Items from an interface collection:

▼

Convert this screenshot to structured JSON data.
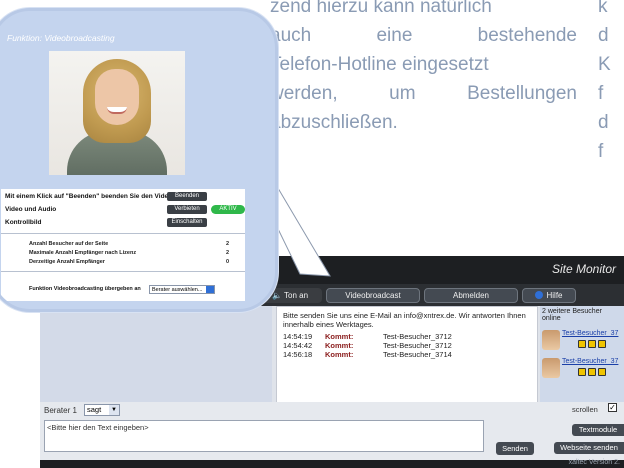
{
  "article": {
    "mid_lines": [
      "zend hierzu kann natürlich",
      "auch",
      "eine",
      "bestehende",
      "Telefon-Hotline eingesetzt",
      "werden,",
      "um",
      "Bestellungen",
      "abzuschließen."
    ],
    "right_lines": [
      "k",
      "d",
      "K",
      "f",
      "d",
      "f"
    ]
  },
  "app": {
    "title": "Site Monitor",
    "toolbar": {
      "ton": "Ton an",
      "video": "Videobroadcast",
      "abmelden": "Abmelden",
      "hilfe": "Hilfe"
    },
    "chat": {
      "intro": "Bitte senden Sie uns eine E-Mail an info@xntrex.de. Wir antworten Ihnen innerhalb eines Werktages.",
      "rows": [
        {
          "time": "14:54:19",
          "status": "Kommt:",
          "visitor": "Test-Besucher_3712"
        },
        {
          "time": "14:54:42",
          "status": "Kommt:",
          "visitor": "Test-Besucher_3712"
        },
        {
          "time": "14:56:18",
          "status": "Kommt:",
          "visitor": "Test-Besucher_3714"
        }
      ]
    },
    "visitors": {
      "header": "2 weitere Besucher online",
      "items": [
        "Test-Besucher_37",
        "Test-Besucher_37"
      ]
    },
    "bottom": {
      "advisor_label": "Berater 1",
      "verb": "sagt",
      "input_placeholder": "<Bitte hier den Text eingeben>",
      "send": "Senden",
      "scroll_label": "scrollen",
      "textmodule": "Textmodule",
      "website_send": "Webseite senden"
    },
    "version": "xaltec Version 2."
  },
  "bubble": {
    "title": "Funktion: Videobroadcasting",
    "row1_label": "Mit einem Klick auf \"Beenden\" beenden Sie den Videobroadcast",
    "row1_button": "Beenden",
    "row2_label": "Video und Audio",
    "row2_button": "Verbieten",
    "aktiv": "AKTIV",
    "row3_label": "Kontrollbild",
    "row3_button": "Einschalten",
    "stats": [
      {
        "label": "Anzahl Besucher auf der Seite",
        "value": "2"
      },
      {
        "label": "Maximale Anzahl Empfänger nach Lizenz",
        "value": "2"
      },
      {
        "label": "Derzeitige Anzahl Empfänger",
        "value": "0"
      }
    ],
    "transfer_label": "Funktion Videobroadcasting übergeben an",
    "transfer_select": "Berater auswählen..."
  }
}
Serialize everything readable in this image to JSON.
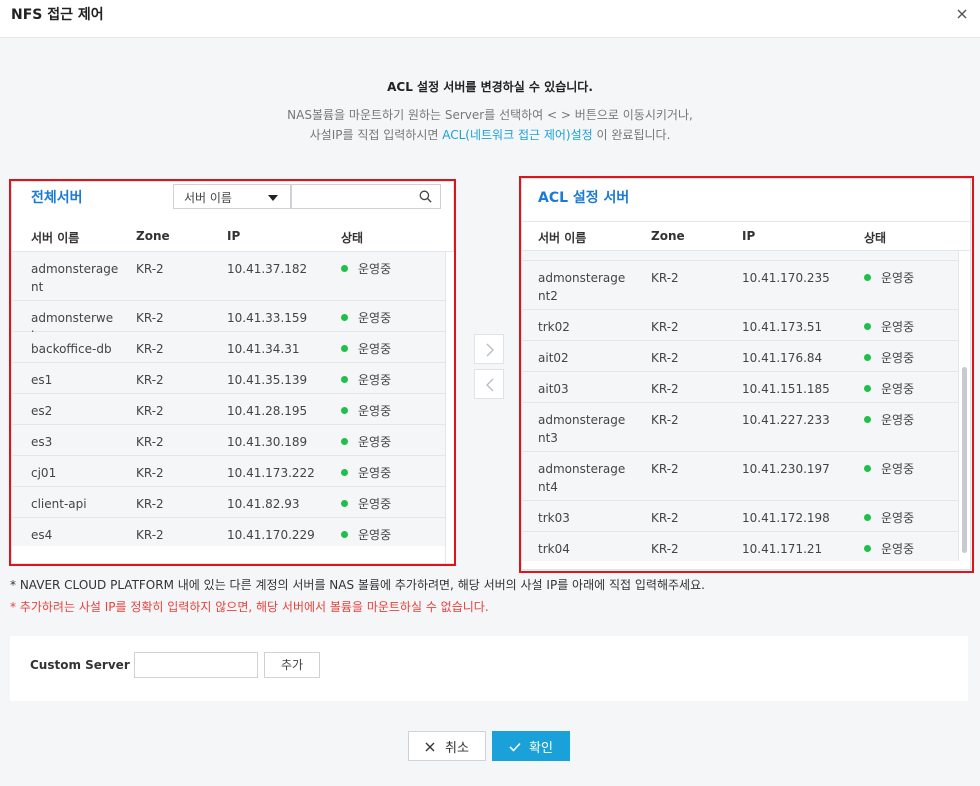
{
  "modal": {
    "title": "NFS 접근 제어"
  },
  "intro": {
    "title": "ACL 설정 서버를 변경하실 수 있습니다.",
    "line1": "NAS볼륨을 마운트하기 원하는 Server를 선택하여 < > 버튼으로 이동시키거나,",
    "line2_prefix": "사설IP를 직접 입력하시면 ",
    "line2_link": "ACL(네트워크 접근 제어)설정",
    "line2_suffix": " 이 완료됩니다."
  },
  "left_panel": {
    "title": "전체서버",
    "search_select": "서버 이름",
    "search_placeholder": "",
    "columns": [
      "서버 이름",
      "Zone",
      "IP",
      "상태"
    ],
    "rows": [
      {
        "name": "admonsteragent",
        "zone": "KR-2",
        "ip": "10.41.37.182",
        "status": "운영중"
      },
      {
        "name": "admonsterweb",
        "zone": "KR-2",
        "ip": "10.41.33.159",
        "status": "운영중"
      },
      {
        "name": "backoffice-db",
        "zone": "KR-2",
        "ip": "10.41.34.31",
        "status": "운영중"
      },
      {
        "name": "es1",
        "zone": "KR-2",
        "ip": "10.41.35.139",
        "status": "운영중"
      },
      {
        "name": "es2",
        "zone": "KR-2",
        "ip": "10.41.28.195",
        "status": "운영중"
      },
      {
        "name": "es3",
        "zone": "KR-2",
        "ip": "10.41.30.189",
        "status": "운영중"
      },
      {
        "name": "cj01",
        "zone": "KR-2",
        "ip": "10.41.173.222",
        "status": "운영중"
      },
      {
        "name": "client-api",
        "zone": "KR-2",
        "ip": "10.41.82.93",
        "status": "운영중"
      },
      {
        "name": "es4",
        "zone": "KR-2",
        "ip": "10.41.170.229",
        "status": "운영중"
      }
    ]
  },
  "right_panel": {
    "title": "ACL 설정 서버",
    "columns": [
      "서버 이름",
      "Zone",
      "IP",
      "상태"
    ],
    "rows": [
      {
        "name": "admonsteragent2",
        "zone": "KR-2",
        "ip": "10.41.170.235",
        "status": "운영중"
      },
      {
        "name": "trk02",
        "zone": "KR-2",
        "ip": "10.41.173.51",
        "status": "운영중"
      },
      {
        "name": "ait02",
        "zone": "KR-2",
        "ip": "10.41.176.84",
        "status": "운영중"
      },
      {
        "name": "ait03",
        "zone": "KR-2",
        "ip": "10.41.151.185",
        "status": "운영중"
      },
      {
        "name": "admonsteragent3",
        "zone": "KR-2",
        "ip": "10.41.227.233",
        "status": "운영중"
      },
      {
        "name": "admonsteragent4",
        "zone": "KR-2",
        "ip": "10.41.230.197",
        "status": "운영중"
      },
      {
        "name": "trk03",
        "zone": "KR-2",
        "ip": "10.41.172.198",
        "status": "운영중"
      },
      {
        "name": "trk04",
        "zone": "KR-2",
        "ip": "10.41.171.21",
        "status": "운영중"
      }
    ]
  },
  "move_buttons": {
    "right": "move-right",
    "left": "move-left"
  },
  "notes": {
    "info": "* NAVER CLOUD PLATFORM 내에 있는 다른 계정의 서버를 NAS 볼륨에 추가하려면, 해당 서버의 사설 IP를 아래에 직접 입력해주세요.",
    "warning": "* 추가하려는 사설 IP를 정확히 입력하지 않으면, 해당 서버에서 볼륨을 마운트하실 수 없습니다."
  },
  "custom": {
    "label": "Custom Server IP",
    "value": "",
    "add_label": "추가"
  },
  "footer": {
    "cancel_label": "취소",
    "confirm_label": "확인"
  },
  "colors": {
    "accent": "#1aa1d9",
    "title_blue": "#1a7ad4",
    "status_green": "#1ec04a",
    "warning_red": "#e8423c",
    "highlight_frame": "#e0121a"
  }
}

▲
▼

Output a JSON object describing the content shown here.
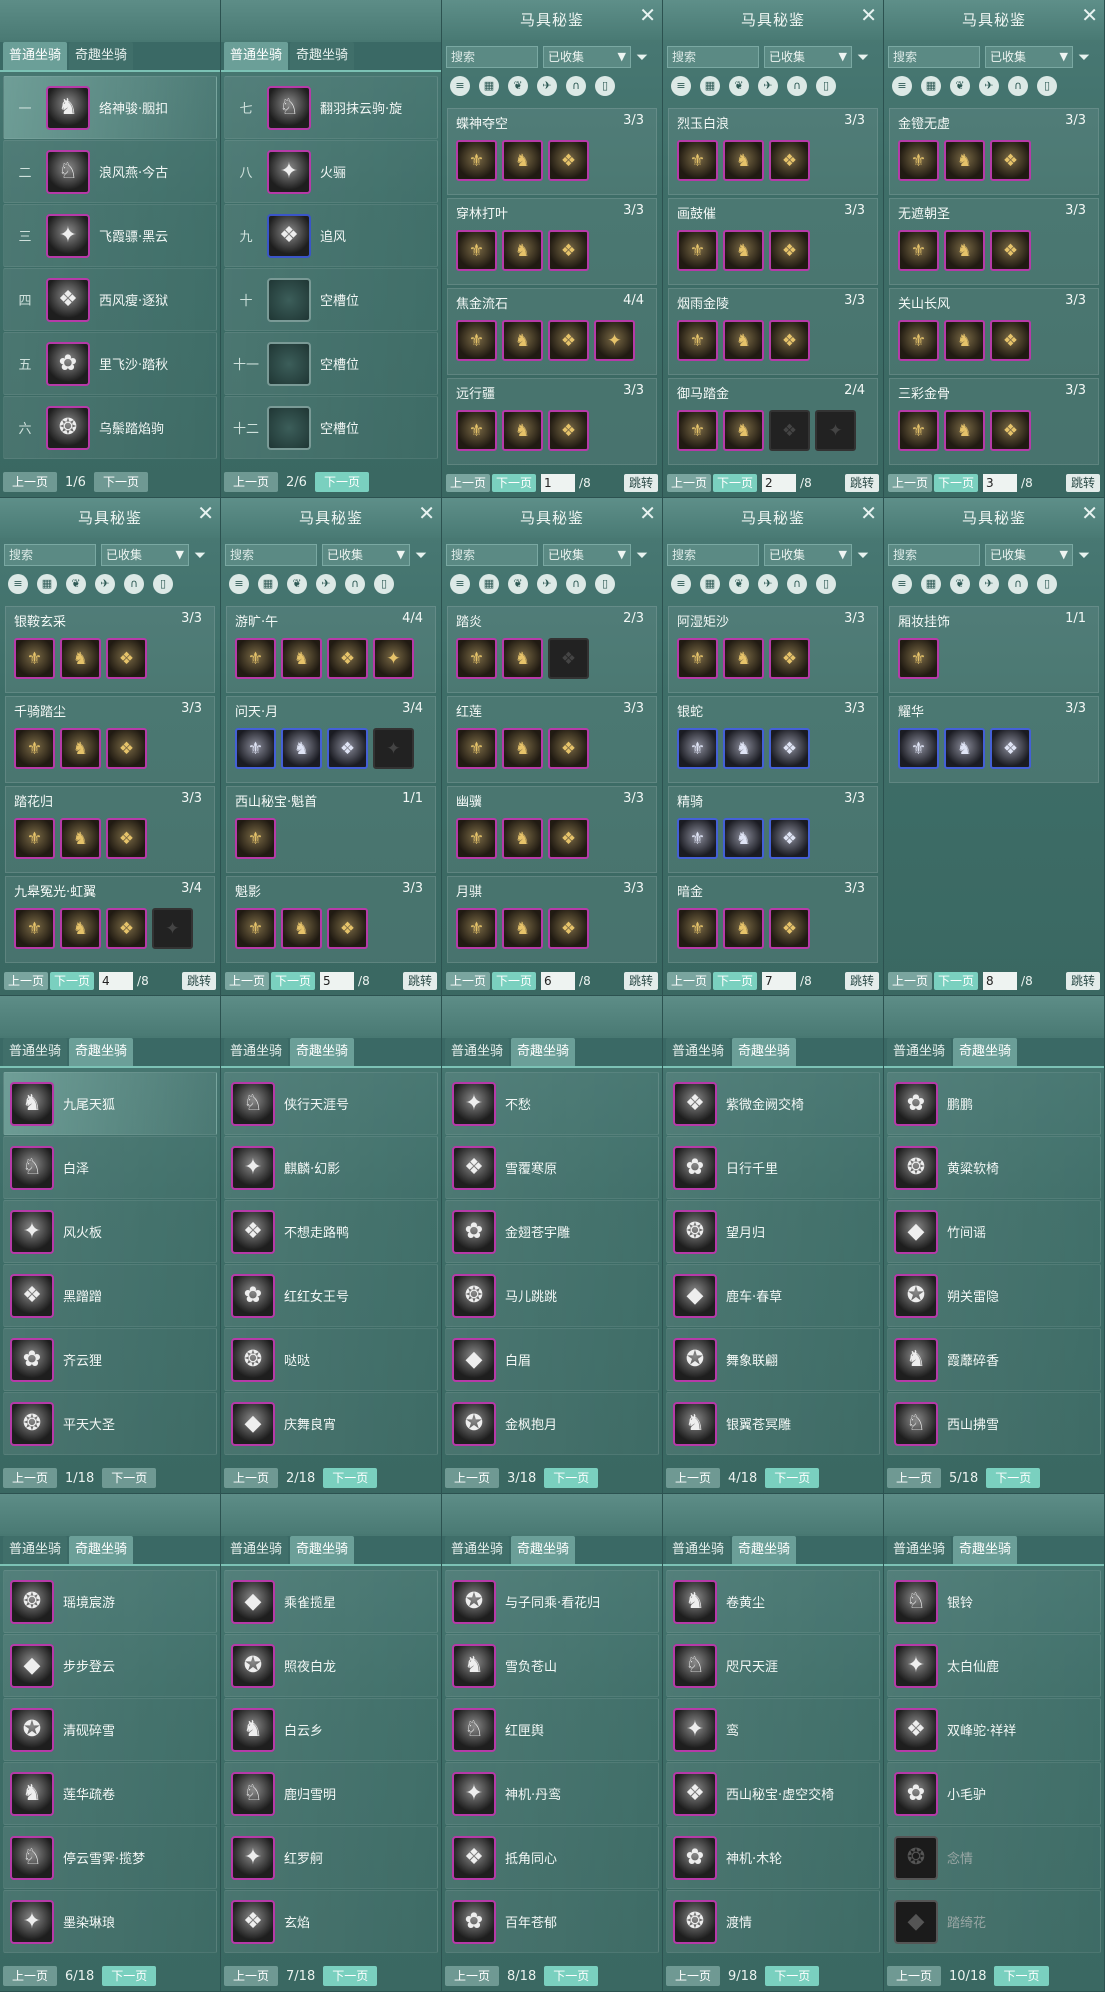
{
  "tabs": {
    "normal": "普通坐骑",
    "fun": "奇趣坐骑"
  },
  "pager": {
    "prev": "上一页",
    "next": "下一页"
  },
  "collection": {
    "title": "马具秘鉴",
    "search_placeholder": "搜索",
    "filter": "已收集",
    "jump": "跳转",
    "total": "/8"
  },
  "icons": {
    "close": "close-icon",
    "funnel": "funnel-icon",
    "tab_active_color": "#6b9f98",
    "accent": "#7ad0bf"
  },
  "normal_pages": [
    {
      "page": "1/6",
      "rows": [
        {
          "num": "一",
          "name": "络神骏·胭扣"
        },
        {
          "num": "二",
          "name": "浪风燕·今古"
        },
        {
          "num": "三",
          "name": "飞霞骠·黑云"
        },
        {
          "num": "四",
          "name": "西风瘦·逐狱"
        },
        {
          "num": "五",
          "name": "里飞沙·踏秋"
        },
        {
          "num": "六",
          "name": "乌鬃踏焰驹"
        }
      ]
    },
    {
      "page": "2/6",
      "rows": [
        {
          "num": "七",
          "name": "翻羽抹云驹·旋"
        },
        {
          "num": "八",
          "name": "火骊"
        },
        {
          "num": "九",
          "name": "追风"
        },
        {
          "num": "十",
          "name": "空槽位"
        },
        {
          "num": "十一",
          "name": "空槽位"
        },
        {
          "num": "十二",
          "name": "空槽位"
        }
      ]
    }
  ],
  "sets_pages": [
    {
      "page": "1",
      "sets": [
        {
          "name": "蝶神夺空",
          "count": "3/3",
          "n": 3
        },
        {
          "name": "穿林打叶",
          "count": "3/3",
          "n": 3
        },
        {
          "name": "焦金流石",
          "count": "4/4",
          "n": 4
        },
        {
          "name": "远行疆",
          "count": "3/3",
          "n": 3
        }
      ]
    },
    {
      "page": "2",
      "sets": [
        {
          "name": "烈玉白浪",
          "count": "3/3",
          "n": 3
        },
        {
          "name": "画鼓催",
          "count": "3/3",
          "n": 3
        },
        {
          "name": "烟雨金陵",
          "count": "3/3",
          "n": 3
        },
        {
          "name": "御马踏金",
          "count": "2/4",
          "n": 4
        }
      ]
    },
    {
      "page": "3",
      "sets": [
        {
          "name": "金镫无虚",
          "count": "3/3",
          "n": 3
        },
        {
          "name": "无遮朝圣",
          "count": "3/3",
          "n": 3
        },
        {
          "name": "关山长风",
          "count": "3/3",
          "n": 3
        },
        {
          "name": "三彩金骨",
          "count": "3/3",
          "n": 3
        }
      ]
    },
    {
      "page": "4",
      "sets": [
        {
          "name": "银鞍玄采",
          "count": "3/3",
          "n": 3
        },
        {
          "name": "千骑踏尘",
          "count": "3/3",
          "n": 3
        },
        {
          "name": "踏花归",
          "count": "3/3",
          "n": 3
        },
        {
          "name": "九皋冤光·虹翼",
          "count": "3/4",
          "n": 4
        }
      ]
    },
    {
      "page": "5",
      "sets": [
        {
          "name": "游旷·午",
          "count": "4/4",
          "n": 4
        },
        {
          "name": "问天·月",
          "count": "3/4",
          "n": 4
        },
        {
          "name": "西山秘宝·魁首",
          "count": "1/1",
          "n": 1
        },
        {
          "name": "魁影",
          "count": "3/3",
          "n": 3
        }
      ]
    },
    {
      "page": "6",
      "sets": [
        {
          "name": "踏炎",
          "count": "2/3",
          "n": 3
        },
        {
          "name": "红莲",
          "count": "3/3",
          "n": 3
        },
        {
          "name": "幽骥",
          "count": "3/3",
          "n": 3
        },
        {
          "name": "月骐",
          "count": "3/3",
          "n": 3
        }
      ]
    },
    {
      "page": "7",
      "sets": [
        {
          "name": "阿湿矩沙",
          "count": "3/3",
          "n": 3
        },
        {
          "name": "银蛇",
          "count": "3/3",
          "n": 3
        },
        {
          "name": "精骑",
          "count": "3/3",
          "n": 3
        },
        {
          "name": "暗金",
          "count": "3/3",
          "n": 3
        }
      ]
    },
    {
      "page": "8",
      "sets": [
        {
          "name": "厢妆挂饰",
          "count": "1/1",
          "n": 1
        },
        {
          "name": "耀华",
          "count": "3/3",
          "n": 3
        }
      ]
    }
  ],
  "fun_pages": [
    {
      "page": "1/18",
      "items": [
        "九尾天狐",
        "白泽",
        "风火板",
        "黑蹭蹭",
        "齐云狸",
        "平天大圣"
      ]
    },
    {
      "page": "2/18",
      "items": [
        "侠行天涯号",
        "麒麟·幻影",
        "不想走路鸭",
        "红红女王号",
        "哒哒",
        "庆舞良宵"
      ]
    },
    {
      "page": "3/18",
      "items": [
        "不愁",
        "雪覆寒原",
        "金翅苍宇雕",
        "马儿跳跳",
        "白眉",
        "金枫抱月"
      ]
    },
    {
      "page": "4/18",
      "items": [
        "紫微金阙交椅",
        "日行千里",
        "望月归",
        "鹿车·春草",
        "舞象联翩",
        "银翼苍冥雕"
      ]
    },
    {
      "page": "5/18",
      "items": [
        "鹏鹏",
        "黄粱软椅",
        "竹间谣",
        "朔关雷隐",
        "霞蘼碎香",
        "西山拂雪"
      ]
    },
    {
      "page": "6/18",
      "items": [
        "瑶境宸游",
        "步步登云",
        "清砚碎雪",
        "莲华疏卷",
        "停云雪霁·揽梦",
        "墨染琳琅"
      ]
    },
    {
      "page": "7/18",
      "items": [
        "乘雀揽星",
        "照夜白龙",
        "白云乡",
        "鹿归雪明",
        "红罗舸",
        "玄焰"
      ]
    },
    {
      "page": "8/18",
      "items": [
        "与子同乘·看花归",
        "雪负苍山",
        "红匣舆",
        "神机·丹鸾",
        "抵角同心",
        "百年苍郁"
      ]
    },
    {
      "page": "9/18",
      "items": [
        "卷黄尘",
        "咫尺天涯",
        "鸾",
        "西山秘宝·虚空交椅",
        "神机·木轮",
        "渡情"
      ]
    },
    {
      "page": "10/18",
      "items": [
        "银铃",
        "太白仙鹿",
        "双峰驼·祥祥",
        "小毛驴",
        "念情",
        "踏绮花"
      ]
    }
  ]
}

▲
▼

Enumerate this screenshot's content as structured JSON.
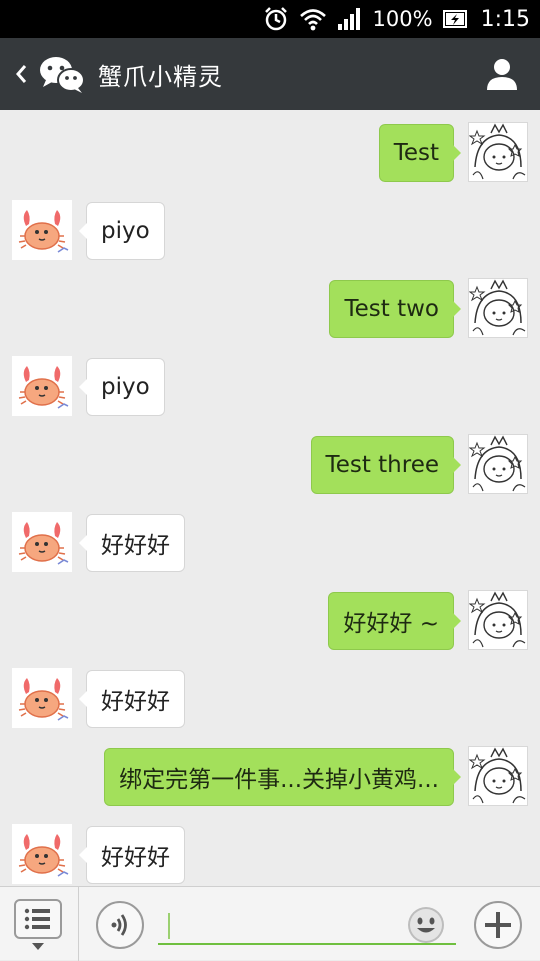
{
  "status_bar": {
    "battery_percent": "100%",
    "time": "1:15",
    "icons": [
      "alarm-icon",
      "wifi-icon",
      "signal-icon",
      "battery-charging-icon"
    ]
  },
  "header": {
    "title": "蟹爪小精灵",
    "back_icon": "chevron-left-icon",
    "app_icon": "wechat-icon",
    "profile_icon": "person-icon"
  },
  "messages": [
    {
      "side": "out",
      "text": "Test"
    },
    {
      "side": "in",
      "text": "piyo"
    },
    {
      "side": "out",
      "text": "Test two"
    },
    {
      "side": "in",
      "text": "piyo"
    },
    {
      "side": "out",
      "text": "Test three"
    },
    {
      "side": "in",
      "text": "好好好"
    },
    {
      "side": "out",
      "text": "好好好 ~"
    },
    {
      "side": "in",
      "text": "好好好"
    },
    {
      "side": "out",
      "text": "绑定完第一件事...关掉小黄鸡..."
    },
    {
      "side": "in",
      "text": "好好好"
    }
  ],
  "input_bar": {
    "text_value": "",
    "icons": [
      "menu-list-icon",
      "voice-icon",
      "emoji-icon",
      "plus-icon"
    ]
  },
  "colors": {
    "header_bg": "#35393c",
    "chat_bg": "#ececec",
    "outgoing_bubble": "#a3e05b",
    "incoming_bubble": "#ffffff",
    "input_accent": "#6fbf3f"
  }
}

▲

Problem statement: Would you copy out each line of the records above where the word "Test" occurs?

Finished exercise:
          "visitor": "Test-Besucher_3712"
          "visitor": "Test-Besucher_3712"
          "visitor": "Test-Besucher_3714"
        "Test-Besucher_37",
        "Test-Besucher_37"
      "text": "Test"
      "text": "Test two"
      "text": "Test three"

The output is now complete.